February 25, 2003
Beginning on Monday, February 17, motorists venturing into the most central and heavily congested part of London, a zone measuring eight square miles (21 square kilometres) are required to pay a charge of £5 (G$1,500) a day. The measure, instituted by London Mayor Ken Livingstone, is an attempt to reduce the congestion, which has seen traffic-speed slow to ten miles per hour, and the money raised is to go towards improving public transportation.
The way the system is devised, drivers entering the specified area will pay the charge between 7:00 am and 6:30 pm from Monday to Friday; public holidays are excluded. Signs have been erected which alert motorists that they are entering the charging area. The fee can be paid either in advance or on the day of travel and this could be done via the internet, over the phone, by text message, in person - at selected newsagents, convenience stores and petrol stations and at self-service machines in some car-parks within the zone.
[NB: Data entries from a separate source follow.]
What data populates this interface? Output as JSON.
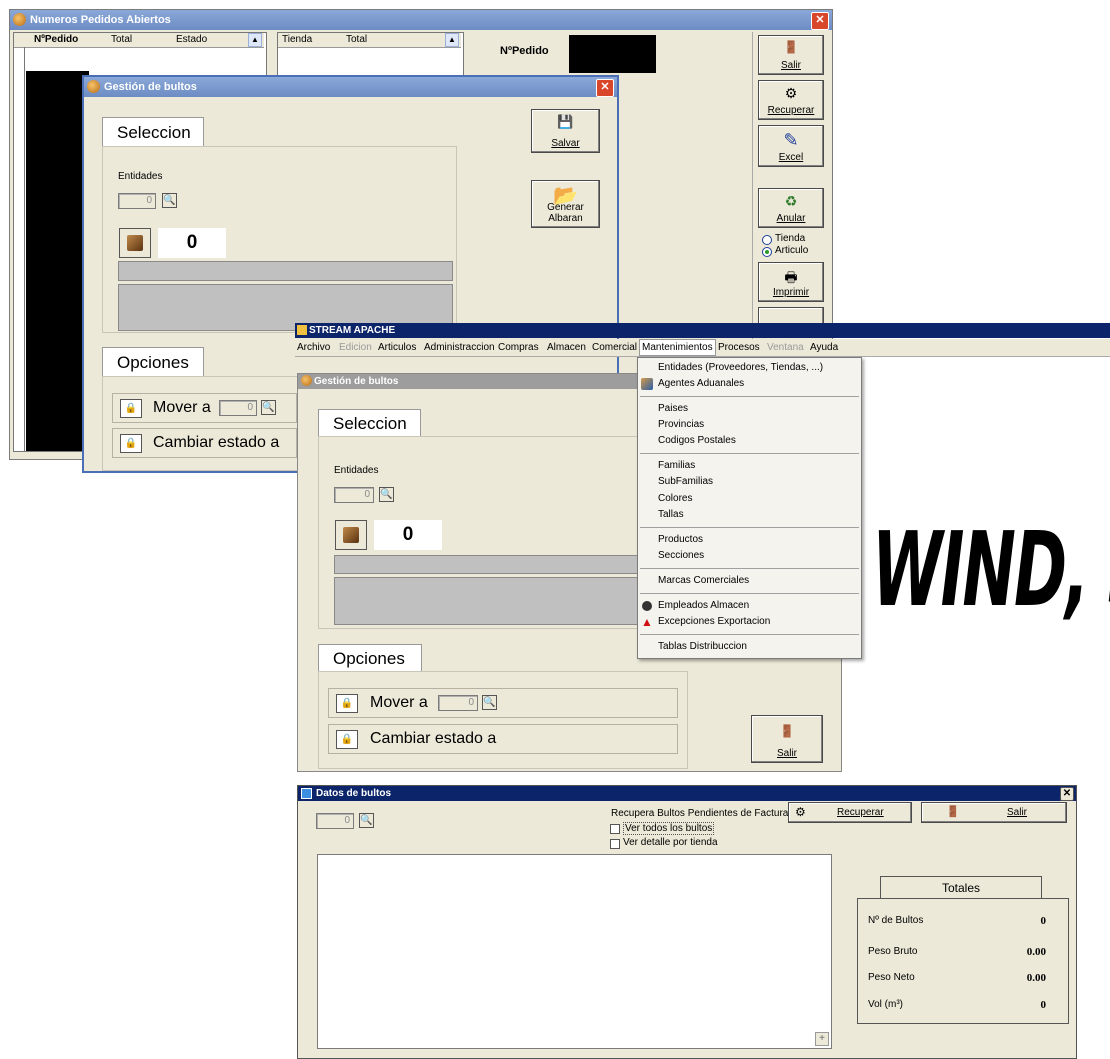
{
  "win1": {
    "title": "Numeros Pedidos Abiertos",
    "close": "✕",
    "col_headers": [
      "NºPedido",
      "Total",
      "Estado",
      "Tienda",
      "Total"
    ],
    "npedido_label": "NºPedido",
    "buttons": [
      {
        "label": "Salir",
        "icon": "exit-door-icon",
        "glyph": "🚪"
      },
      {
        "label": "Recuperar",
        "icon": "recover-gears-icon",
        "glyph": "⚙"
      },
      {
        "label": "Excel",
        "icon": "excel-icon",
        "glyph": "✎"
      },
      {
        "label": "Anular",
        "icon": "recycle-bin-icon",
        "glyph": "♻"
      },
      {
        "label": "Imprimir",
        "icon": "printer-icon",
        "glyph": "🖶"
      }
    ],
    "radio_tienda": "Tienda",
    "radio_articulo": "Articulo"
  },
  "win2": {
    "title": "Gestión de bultos",
    "close": "✕",
    "seleccion_tab": "Seleccion",
    "entidades_label": "Entidades",
    "entidades_value": "0",
    "count_value": "0",
    "salvar_label": "Salvar",
    "generar_label": "Generar Albaran",
    "opciones_tab": "Opciones",
    "mover_label": "Mover a",
    "mover_value": "0",
    "cambiar_label": "Cambiar estado a"
  },
  "app": {
    "title": "STREAM APACHE",
    "menu": [
      "Archivo",
      "Edicion",
      "Articulos",
      "Administraccion",
      "Compras",
      "Almacen",
      "Comercial",
      "Mantenimientos",
      "Procesos",
      "Ventana",
      "Ayuda"
    ],
    "dropdown": [
      "Entidades (Proveedores, Tiendas, ...)",
      "Agentes Aduanales",
      "Paises",
      "Provincias",
      "Codigos Postales",
      "Familias",
      "SubFamilias",
      "Colores",
      "Tallas",
      "Productos",
      "Secciones",
      "Marcas Comerciales",
      "Empleados Almacen",
      "Excepciones Exportacion",
      "Tablas Distribuccion"
    ]
  },
  "win3": {
    "title": "Gestión de bultos",
    "seleccion_tab": "Seleccion",
    "entidades_label": "Entidades",
    "entidades_value": "0",
    "count_value": "0",
    "opciones_tab": "Opciones",
    "mover_label": "Mover a",
    "mover_value": "0",
    "cambiar_label": "Cambiar estado a",
    "salir_label": "Salir"
  },
  "logo_text": "WIND, S.A.",
  "win4": {
    "title": "Datos de bultos",
    "close": "✕",
    "field_value": "0",
    "recupera_label": "Recupera Bultos Pendientes de Facturar",
    "recuperar_btn": "Recuperar",
    "salir_btn": "Salir",
    "ver_todos": "Ver todos los bultos",
    "ver_detalle": "Ver detalle por tienda",
    "totales_title": "Totales",
    "totales": [
      {
        "label": "Nº de Bultos",
        "value": "0"
      },
      {
        "label": "Peso Bruto",
        "value": "0.00"
      },
      {
        "label": "Peso Neto",
        "value": "0.00"
      },
      {
        "label": "Vol (m³)",
        "value": "0"
      }
    ]
  }
}
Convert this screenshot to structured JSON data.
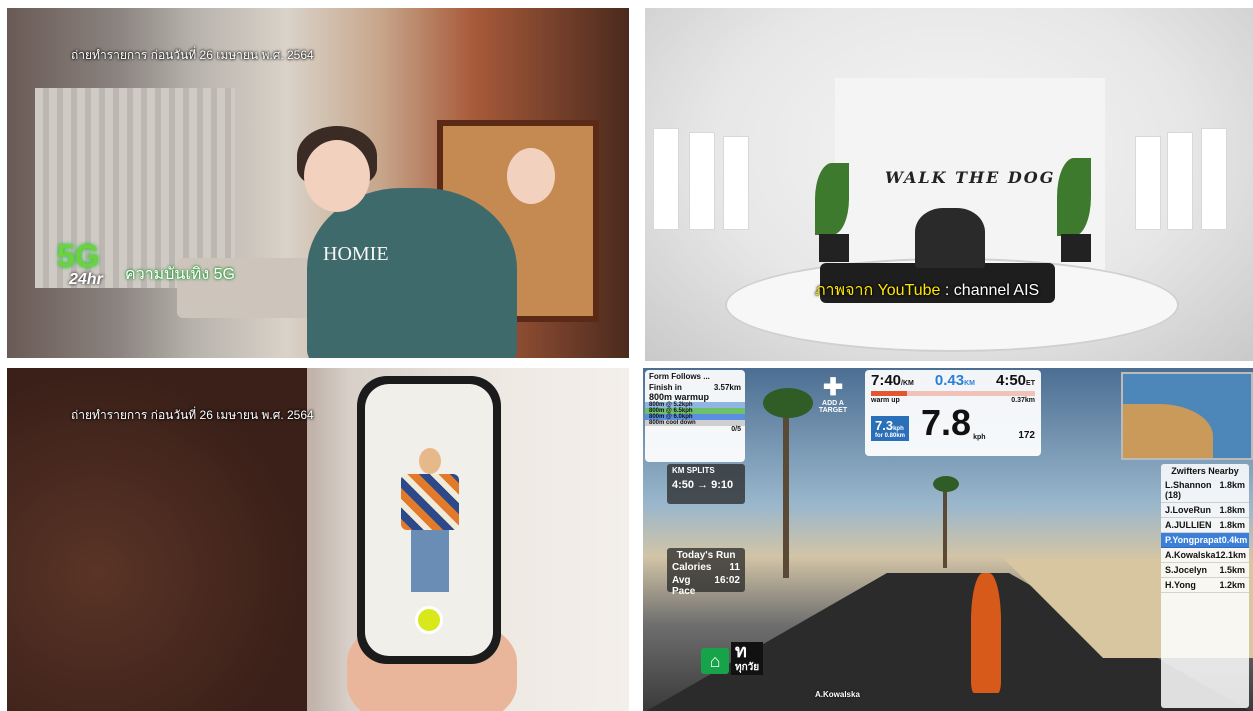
{
  "panel1": {
    "caption": "ถ่ายทำรายการ ก่อนวันที่ 26 เมษายน พ.ศ. 2564",
    "logo_5g": "5G",
    "logo_24hr": "24hr",
    "subtitle": "ความบันเทิง 5G",
    "shirt_text": "HOMIE"
  },
  "panel2": {
    "title": "WALK THE DOG",
    "source_prefix": "ภาพจาก YouTube",
    "source_suffix": ": channel AIS"
  },
  "panel3": {
    "caption": "ถ่ายทำรายการ ก่อนวันที่ 26 เมษายน พ.ศ. 2564"
  },
  "panel4": {
    "workout": {
      "title": "Form Follows ...",
      "finish_label": "Finish in",
      "finish_value": "3.57km",
      "warmup": "800m warmup",
      "steps": [
        "800m @ 5.2kph",
        "800m @ 6.5kph",
        "800m @ 6.0kph",
        "800m cool down"
      ],
      "step_count": "0/5"
    },
    "add_target": "ADD A TARGET",
    "stats": {
      "pace": "7:40",
      "pace_unit": "/KM",
      "distance": "0.43",
      "distance_unit": "KM",
      "time": "4:50",
      "time_unit": "ET",
      "interval_label": "warm up",
      "interval_value": "7.3",
      "interval_unit": "kph",
      "interval_sub": "for 0.80km",
      "interval_remaining": "0.37km",
      "speed": "7.8",
      "speed_unit": "kph",
      "cadence": "172"
    },
    "splits": {
      "title": "KM SPLITS",
      "from": "4:50",
      "to": "9:10"
    },
    "todays_run": {
      "title": "Today's Run",
      "rows": [
        {
          "label": "Calories",
          "value": "11"
        },
        {
          "label": "Avg Pace",
          "value": "16:02"
        }
      ]
    },
    "nearby": {
      "title": "Zwifters Nearby",
      "riders": [
        {
          "name": "L.Shannon (18)",
          "value": "1.8km",
          "highlight": false
        },
        {
          "name": "J.LoveRun",
          "value": "1.8km",
          "highlight": false
        },
        {
          "name": "A.JULLIEN",
          "value": "1.8km",
          "highlight": false
        },
        {
          "name": "P.Yongprapat",
          "value": "0.4km",
          "highlight": true
        },
        {
          "name": "A.Kowalska",
          "value": "12.1km",
          "highlight": false
        },
        {
          "name": "S.Jocelyn",
          "value": "1.5km",
          "highlight": false
        },
        {
          "name": "H.Yong",
          "value": "1.2km",
          "highlight": false
        }
      ]
    },
    "runner_tag": "A.Kowalska",
    "channel_glyph": "ท",
    "channel_name": "ทุกวัย"
  }
}
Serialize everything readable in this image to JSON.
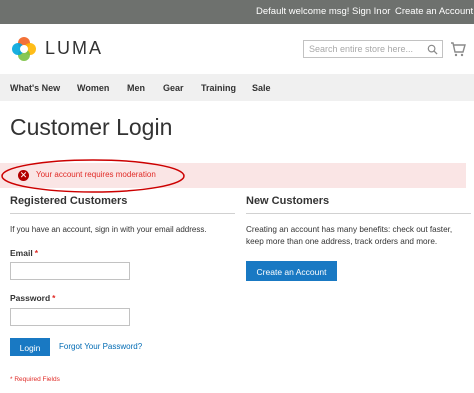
{
  "topbar": {
    "welcome": "Default welcome msg!",
    "sign_in": "Sign In",
    "or": "or",
    "create_account": "Create an Account"
  },
  "header": {
    "logo_text": "LUMA",
    "search_placeholder": "Search entire store here...",
    "search_icon": "search-icon",
    "cart_icon": "cart-icon"
  },
  "nav": {
    "items": [
      "What's New",
      "Women",
      "Men",
      "Gear",
      "Training",
      "Sale"
    ]
  },
  "page_title": "Customer Login",
  "message": {
    "text": "Your account requires moderation",
    "icon": "error-icon",
    "icon_glyph": "✕"
  },
  "registered": {
    "title": "Registered Customers",
    "intro": "If you have an account, sign in with your email address.",
    "email_label": "Email",
    "password_label": "Password",
    "required_mark": "*",
    "login_label": "Login",
    "forgot_label": "Forgot Your Password?",
    "required_note": "* Required Fields"
  },
  "new_customers": {
    "title": "New Customers",
    "description": "Creating an account has many benefits: check out faster, keep more than one address, track orders and more.",
    "create_label": "Create an Account"
  },
  "colors": {
    "topbar_bg": "#6e716e",
    "nav_bg": "#f0f0f0",
    "error_bg": "#fae5e5",
    "error_text": "#e02b27",
    "primary_button": "#1979c3",
    "link": "#006bb4",
    "annotation": "#cc0000"
  }
}
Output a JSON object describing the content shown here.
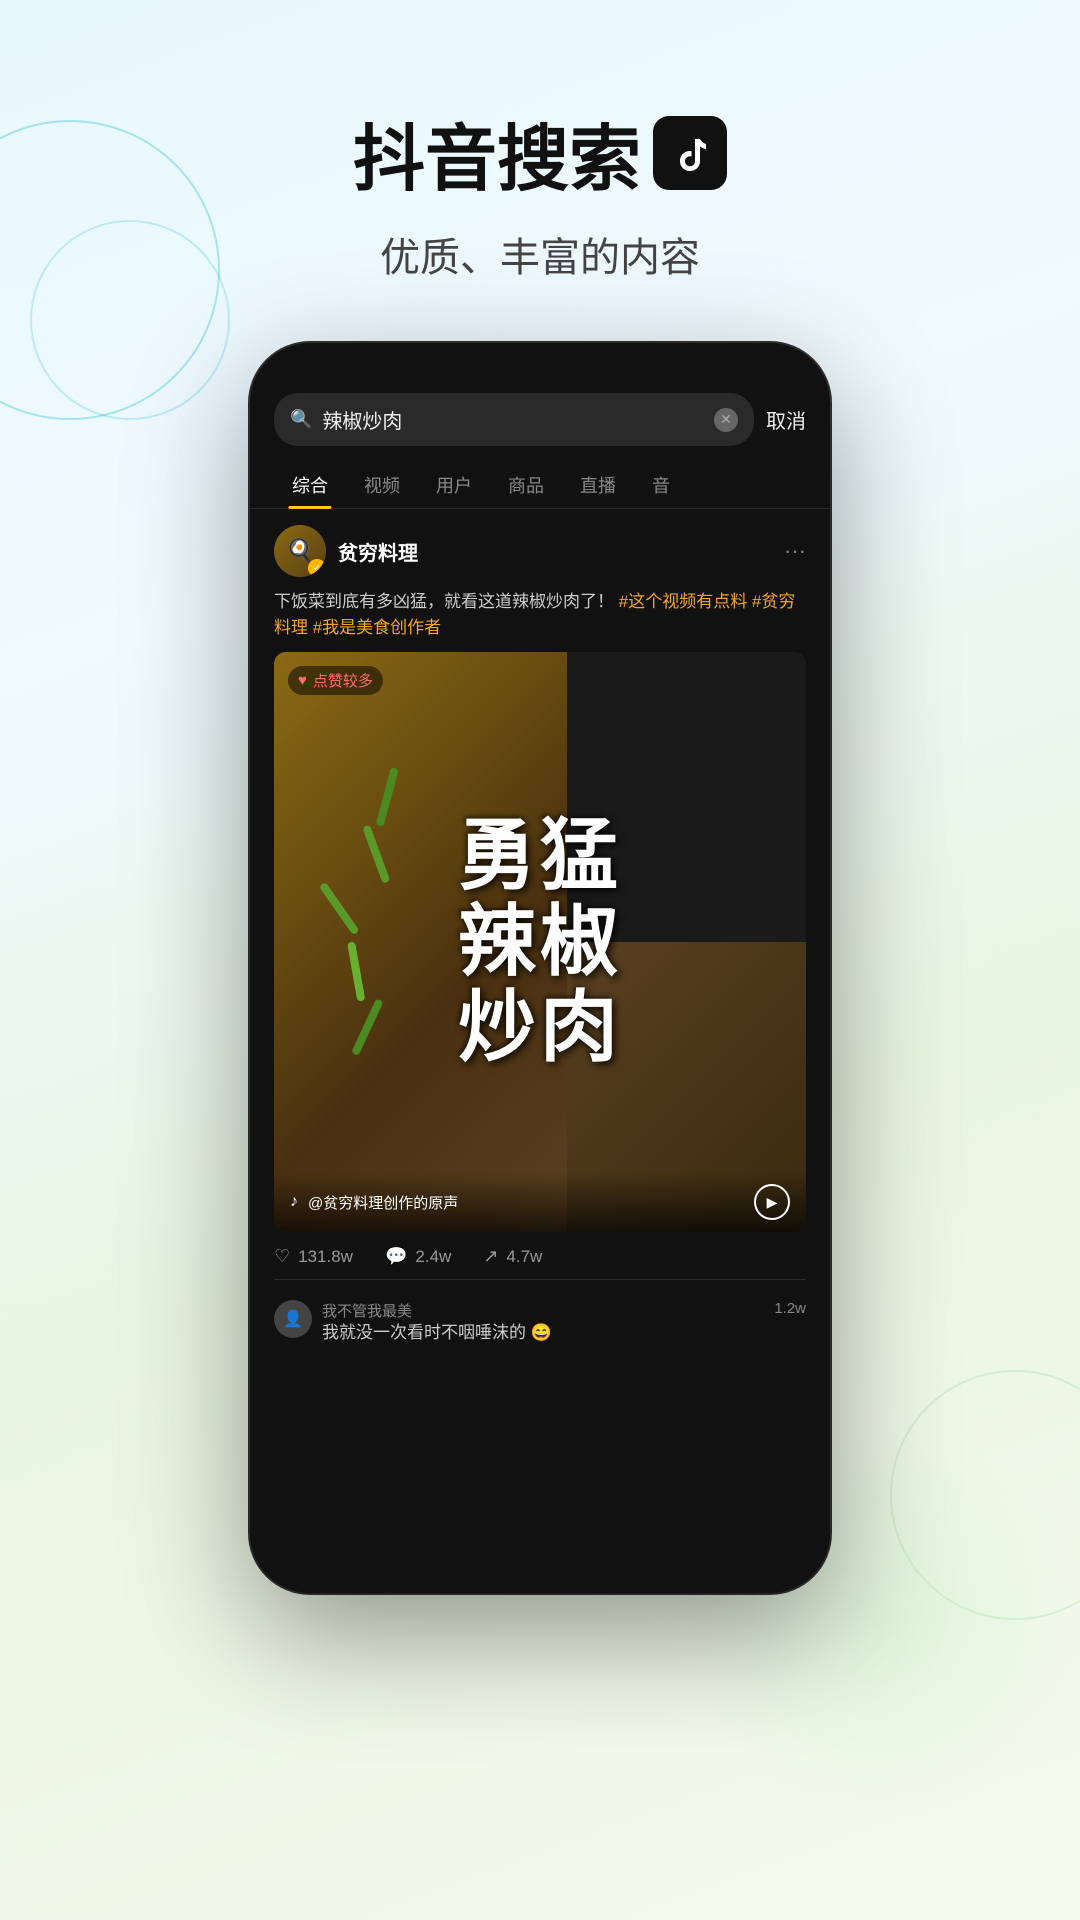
{
  "header": {
    "main_title": "抖音搜索",
    "subtitle": "优质、丰富的内容",
    "logo_emoji": "♪"
  },
  "phone": {
    "search": {
      "query": "辣椒炒肉",
      "cancel_label": "取消"
    },
    "tabs": [
      {
        "label": "综合",
        "active": true
      },
      {
        "label": "视频",
        "active": false
      },
      {
        "label": "用户",
        "active": false
      },
      {
        "label": "商品",
        "active": false
      },
      {
        "label": "直播",
        "active": false
      },
      {
        "label": "音",
        "active": false
      }
    ],
    "post": {
      "author": "贫穷料理",
      "text_part1": "下饭菜到底有多凶猛，就看这道辣椒炒肉了！",
      "hashtags": "#这个视频有点料 #贫穷料理 #我是美食创作者",
      "badge": "点赞较多",
      "video_text": "勇\n猛\n辣\n椒\n炒\n肉",
      "audio_label": "@贫穷料理创作的原声",
      "stats": {
        "likes": "131.8w",
        "comments": "2.4w",
        "shares": "4.7w"
      }
    },
    "comments": [
      {
        "user": "我不管我最美",
        "text": "我就没一次看时不咽唾沫的 😄",
        "count": "1.2w"
      }
    ]
  }
}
Once the fee has been paid, the vehicle’s number plate is registered on a database. Some 900 cameras have been erected within the zone, to take close-ups of number plates. These are sent to a computer which records the date and time the images are taken and the number plates are then matched against the database, immediately revealing whether the charge has been paid. Motorists who have not paid by 10:00 pm on the day of travel have to pay a £5 surcharge; those who have not paid by midnight receive a penalty notice for an £80 fine, which is reduced to £40 if paid within 14 days. Those who fail to pay the penalty charge within 28 days will be fined £120. Persistent non-payers may have their vehicles clamped and removed.
The system was set up after other methods to ease congestion, including widening streets and building new roads, failed. While there has been opposition to the charge, on the first day 100,000 drivers paid with 10,000 defaulting; some 45,000 buses, taxis and emergency vehicles, were exempted. It was estimated that there was a 25% reduction in traffic, but this could also have been attributed to the half-term school holiday.
Given the scheme’s heavy reliance on computer and internet technology, and the fact that these systems could be hacked into, infected with viruses or sometimes just collapse on their own, there are bound to be problems. However, the first day was reported to have been smoother than was expected. And by Easter, the mayor expects to make a firm assessment of the scheme’s success. He hopes that in a year, London would realise £130 million from the charge, using £90 million for improving bus services and £4 million for creating safe walking routes to schools.
Georgetown does not experience congestion of the magnitude seen in London, but shopping areas, particularly around markets, prove frustrating to traverse during the rush hour and on shopping days. Since the widening of streets and construction of overpasses and new roads would not be financially feasible, perhaps a similar scheme could be undertaken here. While it would obviously not be of similar dimensions, it could conceivably involve the institution of more no-parking areas, public education on congestion that would encourage drivers to park and walk rather than be threatened with a fine, erection of car parks on unused plots in and around the city and more legwork by traffic policemen who would issue tickets. If the system worked, shopping would be a less unpleasant experience and it could see fewer accidents and less pollution in the city.